Owing to its pervasive dependence on the superposition phenomenon, chemistry truly deserves to be called “the quantum science”.This is the concluding sentence of a beautiful article Chemical Bonding as a Superposition Phenomenon by Frank Weinhold in the Journal of Chemical Education.
It is a nice easy introduction to physicists who want to start to get some sense of what chemical bonding is all about.
A key idea is that because of the superposition principle that as two chemical units [whether atoms or molecules] are brought closer together, the composite system can lower its energy by being in a superposition state, as illustrated below.
Although the article discusses this idea at the one electron level it is important to realise that this superposition is also relevant for many-body wavefunctions.
The paper also mentions that superposition is at the heart of quantum entanglement, and thus at the heart of quantum weirdness. However, no hints are given of how entanglement may actually play a role in quantum chemistry.
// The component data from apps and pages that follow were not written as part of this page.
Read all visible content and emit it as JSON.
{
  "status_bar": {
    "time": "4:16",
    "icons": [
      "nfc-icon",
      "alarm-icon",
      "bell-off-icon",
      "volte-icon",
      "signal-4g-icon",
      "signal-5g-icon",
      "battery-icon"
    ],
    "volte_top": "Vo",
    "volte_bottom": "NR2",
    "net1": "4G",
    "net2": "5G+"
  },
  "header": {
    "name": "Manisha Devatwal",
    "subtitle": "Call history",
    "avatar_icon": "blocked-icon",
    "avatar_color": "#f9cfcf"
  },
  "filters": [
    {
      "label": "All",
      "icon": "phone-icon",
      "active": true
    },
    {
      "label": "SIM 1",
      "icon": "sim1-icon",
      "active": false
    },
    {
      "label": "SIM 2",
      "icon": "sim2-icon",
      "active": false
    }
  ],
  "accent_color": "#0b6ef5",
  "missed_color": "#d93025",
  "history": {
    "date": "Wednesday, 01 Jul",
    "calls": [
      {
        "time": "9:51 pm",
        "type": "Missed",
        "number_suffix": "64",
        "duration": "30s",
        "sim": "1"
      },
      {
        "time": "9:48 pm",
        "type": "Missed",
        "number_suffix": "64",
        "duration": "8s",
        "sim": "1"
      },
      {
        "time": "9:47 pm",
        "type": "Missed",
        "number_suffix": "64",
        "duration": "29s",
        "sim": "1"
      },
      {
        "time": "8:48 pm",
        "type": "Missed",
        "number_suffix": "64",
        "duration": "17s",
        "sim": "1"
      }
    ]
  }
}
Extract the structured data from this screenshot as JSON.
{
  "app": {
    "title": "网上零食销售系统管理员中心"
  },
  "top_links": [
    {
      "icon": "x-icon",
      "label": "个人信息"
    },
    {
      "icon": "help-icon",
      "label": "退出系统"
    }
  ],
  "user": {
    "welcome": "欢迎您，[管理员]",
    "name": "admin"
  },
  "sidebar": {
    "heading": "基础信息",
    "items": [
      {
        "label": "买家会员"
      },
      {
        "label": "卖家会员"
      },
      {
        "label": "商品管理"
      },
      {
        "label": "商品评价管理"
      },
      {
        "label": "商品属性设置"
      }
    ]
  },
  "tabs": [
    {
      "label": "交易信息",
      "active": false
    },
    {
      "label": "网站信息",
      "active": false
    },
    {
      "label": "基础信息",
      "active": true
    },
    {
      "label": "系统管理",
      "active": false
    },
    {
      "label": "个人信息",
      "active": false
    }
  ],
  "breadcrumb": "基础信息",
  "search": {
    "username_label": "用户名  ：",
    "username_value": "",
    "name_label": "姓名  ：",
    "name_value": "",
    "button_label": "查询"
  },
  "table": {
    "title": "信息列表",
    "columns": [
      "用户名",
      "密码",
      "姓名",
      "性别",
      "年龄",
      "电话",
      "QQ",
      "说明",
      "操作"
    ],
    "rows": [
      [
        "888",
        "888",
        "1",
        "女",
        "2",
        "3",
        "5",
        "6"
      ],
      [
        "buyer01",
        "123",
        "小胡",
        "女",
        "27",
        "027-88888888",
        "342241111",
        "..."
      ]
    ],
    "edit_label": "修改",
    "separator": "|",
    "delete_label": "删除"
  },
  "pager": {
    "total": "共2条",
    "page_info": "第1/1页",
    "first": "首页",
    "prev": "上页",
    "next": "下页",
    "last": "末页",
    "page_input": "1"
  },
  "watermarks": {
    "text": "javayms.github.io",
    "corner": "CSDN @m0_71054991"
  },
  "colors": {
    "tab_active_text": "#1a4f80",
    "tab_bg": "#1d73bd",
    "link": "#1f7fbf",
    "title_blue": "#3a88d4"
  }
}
That turns out to be a slippery subject, e.g. giving a clear and well-defined measure of entanglement in a simple molecule.
Weinhold's ideas are expanded in great detail in the beautiful book Valency and Bonding: A Natural Bond Orbital Donor-Acceptor Perspective, co-authored with Clark Landis.